▸ Requirement
Filter the entries down to the lines holding "Saver", then copy those lines.

▸ Dataset records

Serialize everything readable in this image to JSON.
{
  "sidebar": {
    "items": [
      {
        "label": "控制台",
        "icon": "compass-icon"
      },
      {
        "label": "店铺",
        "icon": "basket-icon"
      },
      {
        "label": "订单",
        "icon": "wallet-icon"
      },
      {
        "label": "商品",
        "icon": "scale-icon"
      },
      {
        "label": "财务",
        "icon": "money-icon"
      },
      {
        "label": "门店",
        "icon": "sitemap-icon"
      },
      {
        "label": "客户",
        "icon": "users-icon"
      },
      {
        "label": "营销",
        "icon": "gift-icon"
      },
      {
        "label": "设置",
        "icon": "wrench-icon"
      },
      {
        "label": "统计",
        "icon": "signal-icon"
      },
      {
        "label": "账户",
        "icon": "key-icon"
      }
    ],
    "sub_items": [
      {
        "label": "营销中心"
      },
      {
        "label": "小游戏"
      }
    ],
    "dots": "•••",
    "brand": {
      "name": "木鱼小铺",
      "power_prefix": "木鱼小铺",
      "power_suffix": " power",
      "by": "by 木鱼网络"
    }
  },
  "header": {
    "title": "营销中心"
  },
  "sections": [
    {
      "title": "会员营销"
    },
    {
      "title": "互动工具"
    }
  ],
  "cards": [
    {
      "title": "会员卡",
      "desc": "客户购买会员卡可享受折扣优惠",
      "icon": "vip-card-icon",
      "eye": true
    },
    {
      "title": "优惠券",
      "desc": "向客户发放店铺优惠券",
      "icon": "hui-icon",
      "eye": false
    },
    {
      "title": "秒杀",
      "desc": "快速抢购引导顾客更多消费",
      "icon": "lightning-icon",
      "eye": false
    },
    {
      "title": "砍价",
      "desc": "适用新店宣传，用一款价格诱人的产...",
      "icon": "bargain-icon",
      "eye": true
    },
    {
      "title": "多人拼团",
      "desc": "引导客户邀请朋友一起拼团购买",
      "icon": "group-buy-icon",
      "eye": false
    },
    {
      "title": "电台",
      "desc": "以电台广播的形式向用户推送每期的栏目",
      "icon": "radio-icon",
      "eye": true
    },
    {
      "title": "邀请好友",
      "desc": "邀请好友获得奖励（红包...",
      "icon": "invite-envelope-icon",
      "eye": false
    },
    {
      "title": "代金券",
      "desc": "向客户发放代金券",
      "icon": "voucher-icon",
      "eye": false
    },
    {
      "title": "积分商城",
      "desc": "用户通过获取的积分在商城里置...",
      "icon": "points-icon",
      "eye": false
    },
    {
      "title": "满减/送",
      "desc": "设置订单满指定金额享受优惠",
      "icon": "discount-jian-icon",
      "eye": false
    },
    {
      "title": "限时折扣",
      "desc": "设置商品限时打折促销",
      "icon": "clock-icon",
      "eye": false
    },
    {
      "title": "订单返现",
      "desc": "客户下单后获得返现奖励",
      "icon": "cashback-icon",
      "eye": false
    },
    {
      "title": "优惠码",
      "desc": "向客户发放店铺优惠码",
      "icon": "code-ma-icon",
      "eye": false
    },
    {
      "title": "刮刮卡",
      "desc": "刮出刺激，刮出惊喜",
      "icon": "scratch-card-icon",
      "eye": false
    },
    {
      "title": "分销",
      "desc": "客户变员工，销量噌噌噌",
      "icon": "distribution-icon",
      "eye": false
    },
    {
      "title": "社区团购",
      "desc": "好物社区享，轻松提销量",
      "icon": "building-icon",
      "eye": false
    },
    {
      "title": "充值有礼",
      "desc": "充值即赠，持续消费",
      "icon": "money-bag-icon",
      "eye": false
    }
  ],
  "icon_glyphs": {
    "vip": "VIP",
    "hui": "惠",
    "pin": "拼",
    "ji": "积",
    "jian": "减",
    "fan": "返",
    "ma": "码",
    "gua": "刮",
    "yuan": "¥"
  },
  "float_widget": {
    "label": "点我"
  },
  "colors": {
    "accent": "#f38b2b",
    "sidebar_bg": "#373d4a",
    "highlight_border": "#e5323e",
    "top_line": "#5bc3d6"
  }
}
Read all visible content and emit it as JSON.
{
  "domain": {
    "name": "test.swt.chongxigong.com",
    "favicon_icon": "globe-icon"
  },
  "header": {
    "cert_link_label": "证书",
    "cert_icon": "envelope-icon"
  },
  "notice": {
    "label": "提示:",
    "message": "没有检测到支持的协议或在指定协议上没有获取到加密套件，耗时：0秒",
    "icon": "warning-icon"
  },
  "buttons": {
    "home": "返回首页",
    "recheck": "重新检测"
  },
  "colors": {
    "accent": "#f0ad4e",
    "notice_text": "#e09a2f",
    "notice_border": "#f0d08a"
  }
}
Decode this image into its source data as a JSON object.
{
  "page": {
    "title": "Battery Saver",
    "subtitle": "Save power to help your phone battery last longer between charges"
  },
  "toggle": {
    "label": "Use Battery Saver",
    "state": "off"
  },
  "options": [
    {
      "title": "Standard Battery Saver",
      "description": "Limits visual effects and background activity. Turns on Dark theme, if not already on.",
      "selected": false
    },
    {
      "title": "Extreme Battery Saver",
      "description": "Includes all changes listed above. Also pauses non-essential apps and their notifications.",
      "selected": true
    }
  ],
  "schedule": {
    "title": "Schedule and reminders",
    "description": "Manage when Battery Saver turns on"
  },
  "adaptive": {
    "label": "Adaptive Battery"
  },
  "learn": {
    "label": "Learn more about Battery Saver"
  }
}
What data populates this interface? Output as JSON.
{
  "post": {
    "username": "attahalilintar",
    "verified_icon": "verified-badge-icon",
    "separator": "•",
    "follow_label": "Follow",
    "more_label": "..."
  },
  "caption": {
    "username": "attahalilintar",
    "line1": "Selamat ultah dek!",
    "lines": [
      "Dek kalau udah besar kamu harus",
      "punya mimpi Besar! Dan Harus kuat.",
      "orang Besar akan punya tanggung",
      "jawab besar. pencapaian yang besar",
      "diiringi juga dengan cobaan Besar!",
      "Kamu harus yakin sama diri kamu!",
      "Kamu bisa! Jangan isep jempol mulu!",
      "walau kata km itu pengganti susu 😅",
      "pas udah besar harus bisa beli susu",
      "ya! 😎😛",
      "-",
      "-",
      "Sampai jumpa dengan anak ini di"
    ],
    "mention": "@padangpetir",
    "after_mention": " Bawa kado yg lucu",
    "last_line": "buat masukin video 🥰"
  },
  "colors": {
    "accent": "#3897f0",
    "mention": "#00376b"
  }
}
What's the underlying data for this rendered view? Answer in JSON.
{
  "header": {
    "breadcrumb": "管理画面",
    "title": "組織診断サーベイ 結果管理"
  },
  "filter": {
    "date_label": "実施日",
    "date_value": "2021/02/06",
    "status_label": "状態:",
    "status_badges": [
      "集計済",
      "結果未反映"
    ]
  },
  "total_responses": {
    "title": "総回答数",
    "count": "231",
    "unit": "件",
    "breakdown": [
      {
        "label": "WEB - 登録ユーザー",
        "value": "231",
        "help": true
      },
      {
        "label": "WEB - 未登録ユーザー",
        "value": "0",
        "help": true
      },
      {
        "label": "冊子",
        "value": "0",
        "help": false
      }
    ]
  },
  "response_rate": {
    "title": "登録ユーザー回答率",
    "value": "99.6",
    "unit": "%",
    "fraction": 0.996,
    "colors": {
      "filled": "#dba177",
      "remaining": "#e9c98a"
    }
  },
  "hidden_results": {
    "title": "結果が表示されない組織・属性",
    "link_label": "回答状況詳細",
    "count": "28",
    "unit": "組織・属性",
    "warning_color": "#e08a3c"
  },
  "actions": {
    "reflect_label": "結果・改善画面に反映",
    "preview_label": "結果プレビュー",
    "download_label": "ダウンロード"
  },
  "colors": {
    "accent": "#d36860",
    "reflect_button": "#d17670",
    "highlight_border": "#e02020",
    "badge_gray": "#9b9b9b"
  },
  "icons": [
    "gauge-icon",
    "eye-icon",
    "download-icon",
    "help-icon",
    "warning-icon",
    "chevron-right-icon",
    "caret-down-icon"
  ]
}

▸ Answer for this exercise
    "title": "Battery Saver",
    "label": "Use Battery Saver",
      "title": "Standard Battery Saver",
      "title": "Extreme Battery Saver",
    "description": "Manage when Battery Saver turns on"
    "label": "Learn more about Battery Saver"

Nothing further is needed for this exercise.